- Neurological symptoms: Neurological syndromes have been described in fewer than 1% of cases: they include clear liquor meningitis, encephalitis with or without cerebellar involvement, and Guillain-Barré syndrome.
- Inflammation of other systems / organs: cases of inflammation of the pericardium, the membrane that surrounds the heart (pericarditis), inflammation of the heart (myocarditis) and inflammation of the testicles (orchitis).
- Anemia: reduction of red blood cells and / or circulating hemoglobin: in 0.5-3% of cases, autoimmune haemolytic anemia due to cold agglutinins (especially IgM type), which are also present in 70-80% of patients, in the most cases without giving associated symptoms. As a rule, hyperhemolysis is clinically revealed in the second and third weeks of the illness, then regressing within a couple of months.
Duration of symptoms of mononucleosis
Those described above are the initial symptoms, which arise in the first days of the illness: typically the fever and the involvement of the oral cavity persist 1-2 weeks; lymph nodes, on the other hand, appear to have increased in volume for a usually longer time (2-3 weeks). In some cases the spleen is still enlarged and palpable several weeks after the onset of mononucleosis. In children, the disease has a shorter course, with usually low fever.
Infectious mononucleosis is a disease with a decidedly favorable outcome. Only on very rare occasions, especially in people with immunodeficiency, can mononucleosis put the patient at risk of life, in the event of the proliferation and dissemination of EBV at a systemic level, for splenic rupture, for neurological complications or in the case of respiratory difficulties.

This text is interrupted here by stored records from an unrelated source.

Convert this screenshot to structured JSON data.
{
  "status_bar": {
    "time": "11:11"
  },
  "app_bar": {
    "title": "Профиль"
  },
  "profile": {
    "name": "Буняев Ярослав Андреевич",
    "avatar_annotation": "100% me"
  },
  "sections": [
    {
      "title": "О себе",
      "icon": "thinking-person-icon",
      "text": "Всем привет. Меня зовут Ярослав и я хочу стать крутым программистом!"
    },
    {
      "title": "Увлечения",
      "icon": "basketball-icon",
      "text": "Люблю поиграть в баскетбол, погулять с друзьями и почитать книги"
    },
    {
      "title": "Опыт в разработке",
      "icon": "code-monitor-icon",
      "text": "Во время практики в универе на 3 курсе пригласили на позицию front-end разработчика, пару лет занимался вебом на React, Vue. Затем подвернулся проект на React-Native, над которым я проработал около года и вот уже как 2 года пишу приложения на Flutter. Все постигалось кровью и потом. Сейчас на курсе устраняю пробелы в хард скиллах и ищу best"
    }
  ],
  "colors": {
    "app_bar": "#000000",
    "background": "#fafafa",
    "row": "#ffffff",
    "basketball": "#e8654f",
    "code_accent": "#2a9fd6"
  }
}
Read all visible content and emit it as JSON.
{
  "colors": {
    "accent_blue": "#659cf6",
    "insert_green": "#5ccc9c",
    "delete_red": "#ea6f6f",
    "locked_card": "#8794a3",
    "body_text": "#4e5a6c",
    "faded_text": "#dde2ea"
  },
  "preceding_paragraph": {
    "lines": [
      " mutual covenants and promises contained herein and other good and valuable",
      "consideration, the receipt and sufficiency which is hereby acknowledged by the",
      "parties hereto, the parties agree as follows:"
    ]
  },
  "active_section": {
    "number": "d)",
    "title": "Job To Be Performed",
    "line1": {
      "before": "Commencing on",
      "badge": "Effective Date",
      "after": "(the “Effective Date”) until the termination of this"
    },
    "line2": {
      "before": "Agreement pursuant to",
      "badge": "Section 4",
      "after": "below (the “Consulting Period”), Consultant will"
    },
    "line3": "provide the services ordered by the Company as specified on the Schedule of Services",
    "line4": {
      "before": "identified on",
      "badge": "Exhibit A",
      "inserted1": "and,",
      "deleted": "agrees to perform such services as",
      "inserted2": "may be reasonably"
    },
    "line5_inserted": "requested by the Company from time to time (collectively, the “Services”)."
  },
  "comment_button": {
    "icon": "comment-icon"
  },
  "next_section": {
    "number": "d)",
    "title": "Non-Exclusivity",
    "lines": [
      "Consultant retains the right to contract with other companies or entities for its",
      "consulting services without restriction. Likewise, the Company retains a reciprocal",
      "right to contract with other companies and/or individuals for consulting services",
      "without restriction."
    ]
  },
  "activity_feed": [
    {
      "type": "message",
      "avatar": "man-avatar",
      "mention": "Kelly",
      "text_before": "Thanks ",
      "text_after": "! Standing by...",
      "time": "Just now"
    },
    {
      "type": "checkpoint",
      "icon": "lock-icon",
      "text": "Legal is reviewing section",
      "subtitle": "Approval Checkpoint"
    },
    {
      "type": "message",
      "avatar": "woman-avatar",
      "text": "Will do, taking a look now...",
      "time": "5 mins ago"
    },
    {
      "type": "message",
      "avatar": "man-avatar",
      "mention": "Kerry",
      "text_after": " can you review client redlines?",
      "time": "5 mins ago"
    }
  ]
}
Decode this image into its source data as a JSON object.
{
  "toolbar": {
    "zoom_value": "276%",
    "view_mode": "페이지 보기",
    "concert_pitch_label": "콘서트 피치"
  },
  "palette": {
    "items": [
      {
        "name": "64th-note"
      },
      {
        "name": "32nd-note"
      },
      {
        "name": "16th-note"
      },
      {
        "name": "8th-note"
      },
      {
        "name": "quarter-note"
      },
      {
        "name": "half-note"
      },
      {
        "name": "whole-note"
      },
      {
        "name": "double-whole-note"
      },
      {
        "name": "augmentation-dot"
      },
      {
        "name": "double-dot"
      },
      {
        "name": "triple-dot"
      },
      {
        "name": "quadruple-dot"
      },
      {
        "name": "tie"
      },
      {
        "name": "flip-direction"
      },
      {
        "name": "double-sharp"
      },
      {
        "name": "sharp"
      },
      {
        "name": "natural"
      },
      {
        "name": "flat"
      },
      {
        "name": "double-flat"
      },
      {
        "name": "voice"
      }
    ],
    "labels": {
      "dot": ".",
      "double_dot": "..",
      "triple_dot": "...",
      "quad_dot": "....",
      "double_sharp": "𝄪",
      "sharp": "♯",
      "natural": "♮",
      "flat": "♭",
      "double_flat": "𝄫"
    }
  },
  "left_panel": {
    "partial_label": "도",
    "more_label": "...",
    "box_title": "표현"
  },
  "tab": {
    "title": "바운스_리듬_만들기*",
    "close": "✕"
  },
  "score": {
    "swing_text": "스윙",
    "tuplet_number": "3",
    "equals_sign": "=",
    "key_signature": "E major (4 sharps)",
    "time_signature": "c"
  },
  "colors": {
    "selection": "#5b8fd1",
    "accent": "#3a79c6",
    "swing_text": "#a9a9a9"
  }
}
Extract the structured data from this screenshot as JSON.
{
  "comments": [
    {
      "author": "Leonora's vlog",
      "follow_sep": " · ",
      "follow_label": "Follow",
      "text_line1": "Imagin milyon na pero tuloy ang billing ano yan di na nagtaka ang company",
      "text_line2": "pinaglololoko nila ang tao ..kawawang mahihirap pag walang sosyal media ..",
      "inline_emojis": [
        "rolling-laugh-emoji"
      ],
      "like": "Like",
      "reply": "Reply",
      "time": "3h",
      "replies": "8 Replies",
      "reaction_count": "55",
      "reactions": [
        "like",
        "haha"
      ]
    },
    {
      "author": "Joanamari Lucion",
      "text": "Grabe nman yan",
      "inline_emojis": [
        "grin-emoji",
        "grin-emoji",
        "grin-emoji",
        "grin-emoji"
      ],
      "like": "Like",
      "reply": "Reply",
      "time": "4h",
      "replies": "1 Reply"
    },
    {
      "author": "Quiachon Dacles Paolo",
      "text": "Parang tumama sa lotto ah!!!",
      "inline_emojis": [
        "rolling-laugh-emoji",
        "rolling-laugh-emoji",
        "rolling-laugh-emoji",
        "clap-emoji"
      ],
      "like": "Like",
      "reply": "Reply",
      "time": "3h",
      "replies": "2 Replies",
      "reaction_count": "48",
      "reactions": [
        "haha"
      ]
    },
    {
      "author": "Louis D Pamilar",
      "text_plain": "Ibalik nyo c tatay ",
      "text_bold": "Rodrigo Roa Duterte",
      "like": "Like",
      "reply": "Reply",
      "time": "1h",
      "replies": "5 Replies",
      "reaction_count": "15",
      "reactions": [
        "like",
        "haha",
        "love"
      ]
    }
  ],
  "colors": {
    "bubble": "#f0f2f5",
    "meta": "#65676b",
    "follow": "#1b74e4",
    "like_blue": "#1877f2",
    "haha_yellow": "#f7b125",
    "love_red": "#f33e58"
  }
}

In rare cases, it appears that mononucleosis can become chronic, resulting in an ipersistent EBV infection, and which secondarily may be responsible for the so-called “fatigue syndrome chronic ", characterized by marked fatigue (asthenia), muscle pain (myalgia), low-grade fever, joint pain (arthralgia), headache and depression of mood.
In favor of this theory there is the fact that in patients with chronic fatigue syndrome there are unusually high titers of anti-EBV antibodies (especially towards early antigens). However, subsequent studies have drawn attention to other possible etiologies, without, in truth, any precise conclusion.